- The bill would expand treatment options for veterans by taking the VA out of the community care referral process and creating a three-year pilot program that allows veterans to schedule necessary appointments at medical facilities in the VA’s network.
- Senator Tuberville advocated for veterans’ access to primary, specialty, and mental health care outside of their respective Veteran Integrated Service Networks (VSIN) and non-VA facilities to cut wait times for those who have served.
- Senator Tuberville introduced several other pieces of targeted, commonsense legislation that will make the VA work better for our veterans and their families, including:

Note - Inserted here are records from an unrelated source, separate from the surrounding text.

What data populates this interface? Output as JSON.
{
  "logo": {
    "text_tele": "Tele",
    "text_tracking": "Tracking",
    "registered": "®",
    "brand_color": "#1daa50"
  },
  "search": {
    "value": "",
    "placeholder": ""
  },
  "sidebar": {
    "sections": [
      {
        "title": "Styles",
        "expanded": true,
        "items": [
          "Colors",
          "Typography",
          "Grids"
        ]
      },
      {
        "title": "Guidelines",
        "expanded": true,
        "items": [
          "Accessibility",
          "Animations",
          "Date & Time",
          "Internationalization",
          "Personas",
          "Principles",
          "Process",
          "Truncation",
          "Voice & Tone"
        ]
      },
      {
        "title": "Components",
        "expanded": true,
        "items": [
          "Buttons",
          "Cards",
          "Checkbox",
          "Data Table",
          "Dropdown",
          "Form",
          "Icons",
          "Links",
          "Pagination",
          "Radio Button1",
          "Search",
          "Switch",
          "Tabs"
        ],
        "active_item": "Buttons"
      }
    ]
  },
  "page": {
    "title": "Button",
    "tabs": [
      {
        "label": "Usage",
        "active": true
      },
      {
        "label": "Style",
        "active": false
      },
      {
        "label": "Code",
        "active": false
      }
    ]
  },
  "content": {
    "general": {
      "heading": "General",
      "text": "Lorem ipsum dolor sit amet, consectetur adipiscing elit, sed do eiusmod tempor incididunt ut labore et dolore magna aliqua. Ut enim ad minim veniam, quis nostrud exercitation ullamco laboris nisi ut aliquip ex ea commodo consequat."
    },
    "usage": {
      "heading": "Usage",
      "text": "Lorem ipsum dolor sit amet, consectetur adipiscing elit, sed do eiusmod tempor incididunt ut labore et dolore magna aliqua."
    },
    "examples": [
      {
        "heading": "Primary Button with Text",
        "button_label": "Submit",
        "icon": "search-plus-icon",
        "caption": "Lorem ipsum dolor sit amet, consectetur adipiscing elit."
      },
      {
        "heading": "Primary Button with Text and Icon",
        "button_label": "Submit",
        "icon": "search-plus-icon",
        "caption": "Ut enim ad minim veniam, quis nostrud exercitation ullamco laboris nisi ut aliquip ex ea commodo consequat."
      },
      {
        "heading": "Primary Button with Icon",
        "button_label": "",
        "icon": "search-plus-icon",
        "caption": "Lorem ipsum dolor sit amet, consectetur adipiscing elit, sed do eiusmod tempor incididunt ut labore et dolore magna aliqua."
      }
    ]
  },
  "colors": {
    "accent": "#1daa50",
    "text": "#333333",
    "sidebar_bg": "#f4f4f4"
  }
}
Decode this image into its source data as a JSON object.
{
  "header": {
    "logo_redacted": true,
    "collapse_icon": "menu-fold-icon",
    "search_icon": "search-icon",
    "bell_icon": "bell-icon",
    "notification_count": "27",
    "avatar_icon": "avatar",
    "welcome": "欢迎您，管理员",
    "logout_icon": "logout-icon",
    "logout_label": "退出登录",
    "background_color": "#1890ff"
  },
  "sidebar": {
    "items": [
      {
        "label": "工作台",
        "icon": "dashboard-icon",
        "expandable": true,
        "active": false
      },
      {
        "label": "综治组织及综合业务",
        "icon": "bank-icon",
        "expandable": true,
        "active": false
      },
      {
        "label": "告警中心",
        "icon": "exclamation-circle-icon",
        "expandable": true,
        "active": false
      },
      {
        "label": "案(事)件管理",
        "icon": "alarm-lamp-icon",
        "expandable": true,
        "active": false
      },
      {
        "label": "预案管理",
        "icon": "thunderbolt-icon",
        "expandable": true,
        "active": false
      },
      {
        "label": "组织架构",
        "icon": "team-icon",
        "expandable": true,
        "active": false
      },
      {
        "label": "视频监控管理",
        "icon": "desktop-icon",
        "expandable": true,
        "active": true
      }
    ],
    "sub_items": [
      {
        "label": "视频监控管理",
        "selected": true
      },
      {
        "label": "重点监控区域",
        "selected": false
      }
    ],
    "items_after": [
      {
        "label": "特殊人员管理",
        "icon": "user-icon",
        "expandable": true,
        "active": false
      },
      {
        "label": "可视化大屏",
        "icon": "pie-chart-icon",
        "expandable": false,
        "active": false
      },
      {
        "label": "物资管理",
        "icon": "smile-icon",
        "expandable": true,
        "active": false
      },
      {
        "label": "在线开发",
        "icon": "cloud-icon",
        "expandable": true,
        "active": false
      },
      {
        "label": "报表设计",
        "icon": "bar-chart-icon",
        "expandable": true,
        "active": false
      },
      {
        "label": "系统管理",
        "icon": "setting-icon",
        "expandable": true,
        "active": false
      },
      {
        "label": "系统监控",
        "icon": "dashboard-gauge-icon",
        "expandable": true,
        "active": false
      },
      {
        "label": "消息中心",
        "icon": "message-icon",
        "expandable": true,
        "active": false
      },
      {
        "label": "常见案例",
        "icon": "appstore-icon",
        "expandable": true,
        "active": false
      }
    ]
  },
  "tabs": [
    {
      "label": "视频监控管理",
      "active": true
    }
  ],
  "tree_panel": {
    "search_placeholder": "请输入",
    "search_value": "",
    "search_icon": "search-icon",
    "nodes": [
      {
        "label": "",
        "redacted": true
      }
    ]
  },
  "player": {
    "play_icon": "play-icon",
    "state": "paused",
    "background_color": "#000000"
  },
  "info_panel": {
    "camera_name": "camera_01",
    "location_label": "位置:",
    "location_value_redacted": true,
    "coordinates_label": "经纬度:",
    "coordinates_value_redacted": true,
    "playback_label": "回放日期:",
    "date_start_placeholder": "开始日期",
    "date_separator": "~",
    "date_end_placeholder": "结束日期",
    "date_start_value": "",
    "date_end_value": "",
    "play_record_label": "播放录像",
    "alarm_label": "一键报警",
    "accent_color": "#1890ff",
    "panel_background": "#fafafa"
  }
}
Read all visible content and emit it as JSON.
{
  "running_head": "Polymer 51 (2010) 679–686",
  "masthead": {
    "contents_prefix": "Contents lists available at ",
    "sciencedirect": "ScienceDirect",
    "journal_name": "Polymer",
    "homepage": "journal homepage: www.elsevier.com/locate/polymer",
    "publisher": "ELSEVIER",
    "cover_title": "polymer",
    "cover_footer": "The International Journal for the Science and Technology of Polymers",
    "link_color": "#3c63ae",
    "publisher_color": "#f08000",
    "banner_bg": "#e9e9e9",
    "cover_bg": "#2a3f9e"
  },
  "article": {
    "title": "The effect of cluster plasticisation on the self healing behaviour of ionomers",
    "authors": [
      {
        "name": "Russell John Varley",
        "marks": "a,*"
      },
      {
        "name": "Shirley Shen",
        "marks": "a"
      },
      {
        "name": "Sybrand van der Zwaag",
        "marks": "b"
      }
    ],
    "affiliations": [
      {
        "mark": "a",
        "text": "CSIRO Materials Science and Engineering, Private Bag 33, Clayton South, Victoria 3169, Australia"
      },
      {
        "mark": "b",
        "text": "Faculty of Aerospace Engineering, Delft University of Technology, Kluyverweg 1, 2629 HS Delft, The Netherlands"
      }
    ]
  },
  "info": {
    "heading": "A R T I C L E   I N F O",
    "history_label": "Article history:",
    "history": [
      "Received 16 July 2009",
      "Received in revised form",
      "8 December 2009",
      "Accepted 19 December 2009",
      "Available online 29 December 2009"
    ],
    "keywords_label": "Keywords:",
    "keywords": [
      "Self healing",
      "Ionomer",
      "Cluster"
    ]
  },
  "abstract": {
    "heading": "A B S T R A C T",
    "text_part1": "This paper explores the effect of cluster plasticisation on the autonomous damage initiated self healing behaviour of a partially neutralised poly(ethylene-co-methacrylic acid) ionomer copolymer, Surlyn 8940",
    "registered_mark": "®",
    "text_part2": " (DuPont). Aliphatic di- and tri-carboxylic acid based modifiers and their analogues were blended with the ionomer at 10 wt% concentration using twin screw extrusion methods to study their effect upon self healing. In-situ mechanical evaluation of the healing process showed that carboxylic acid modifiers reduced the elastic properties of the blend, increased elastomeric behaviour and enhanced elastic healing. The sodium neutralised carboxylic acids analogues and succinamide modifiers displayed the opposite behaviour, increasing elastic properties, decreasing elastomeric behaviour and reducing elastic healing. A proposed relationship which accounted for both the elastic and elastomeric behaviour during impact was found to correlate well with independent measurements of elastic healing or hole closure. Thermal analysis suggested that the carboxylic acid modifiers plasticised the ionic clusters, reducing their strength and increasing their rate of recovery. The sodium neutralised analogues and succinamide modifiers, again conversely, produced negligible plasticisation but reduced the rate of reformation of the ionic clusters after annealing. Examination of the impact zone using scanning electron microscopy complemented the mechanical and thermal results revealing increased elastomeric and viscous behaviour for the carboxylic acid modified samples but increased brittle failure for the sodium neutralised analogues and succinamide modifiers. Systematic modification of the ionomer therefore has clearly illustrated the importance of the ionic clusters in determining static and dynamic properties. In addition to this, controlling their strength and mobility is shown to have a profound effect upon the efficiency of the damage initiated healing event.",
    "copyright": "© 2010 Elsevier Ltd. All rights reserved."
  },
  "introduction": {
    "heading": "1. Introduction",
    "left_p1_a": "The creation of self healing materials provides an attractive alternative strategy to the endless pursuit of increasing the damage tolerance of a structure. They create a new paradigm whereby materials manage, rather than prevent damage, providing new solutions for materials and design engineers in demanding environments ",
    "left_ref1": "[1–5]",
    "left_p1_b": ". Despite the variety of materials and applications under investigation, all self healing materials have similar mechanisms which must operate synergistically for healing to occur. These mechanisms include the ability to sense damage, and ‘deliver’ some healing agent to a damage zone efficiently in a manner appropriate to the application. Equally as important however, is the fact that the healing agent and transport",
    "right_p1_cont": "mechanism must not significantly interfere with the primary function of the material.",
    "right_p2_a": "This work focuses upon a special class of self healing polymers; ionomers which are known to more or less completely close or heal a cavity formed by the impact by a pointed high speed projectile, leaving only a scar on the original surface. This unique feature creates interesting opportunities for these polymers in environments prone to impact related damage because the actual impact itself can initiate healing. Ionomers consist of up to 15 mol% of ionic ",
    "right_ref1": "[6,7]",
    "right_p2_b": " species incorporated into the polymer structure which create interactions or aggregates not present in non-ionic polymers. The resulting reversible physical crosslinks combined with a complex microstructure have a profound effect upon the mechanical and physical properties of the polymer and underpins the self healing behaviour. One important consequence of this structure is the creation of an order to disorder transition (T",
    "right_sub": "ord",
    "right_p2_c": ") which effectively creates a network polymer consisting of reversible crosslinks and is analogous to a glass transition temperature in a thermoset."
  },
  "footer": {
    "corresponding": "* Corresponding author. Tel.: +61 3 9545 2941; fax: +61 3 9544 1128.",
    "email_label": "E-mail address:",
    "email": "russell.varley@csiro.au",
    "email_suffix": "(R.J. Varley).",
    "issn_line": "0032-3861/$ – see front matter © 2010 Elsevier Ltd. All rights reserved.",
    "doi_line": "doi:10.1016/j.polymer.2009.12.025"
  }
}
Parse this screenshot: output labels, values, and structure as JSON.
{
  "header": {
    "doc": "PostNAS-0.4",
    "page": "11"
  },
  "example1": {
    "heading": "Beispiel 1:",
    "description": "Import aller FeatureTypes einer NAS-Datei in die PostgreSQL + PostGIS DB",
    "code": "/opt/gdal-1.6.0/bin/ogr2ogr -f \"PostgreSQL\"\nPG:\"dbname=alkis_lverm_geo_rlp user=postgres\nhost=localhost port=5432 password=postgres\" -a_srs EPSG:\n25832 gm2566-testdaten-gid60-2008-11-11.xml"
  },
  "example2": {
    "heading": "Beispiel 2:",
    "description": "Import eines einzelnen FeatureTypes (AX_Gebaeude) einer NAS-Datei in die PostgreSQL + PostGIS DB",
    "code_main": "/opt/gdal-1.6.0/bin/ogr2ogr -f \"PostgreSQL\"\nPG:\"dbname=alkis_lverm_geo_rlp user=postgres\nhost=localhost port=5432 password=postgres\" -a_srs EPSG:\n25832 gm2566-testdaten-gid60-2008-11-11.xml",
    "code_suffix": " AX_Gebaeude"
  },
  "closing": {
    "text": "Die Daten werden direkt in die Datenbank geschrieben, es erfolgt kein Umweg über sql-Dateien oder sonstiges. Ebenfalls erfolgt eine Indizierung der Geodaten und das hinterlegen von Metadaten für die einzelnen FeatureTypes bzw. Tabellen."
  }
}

- For two years, to recognize veterans suffering from service-related trauma, Senator Tuberville has been an original cosponsor of a resolution to officially designate National Post-Traumatic Stress Awareness Month.
Modernizing the VA
While Congress has passed wide-sweeping comprehensive legislation in the VA health care space in recent years veterans on the margins — such as rural, overseas or community care veterans — still face challenges in accessing care.
To fix this problem, Senator Tuberville joined his colleagues in introducing the Guaranteeing Healthcare Access to all Personnel who Served (GHAPS) Act to identify persistent gaps and craft innovative solutions to meet the unique needs of every veteran and to make certain all veterans receive quality and timely care.
The GHAPS Act would:
- Codify access standards for the Veterans Community Care Program.
- Create access standards for community care delivery to ensure veterans receive timely care in their own community.
- Direct the VA to create a strategic plan to ensure the Department is addressing continuity of care issues for veterans.
- Direct the VA to create a tele-health strategic plan to ensure the Department is deploying virtual care effectively, especially for rural veterans.
- Ensure all veterans with treatment-resistant depression have access to the necessary evidence-based care to put them on the path to recovery.
- Cut red tape for VA research so that veterans benefit from more timely research-informed care.
Protecting Veterans from Predatory Lawyers
Senator Tuberville has cosponsored legislation to cap fees that trial lawyers can charge in cases representing Marines and other individuals impacted by water contamination at Marine Corps Base Camp Lejeune in North Carolina.
Senator Tuberville joined this effort after receiving reports of attorney fees up to 60 percent, leaving little compensation for victims.
Senator Tommy Tuberville represents Alabama in the United States Senate and is a member of the Senate Armed Services, Agriculture, Veterans’ Affairs, and HELP Committees.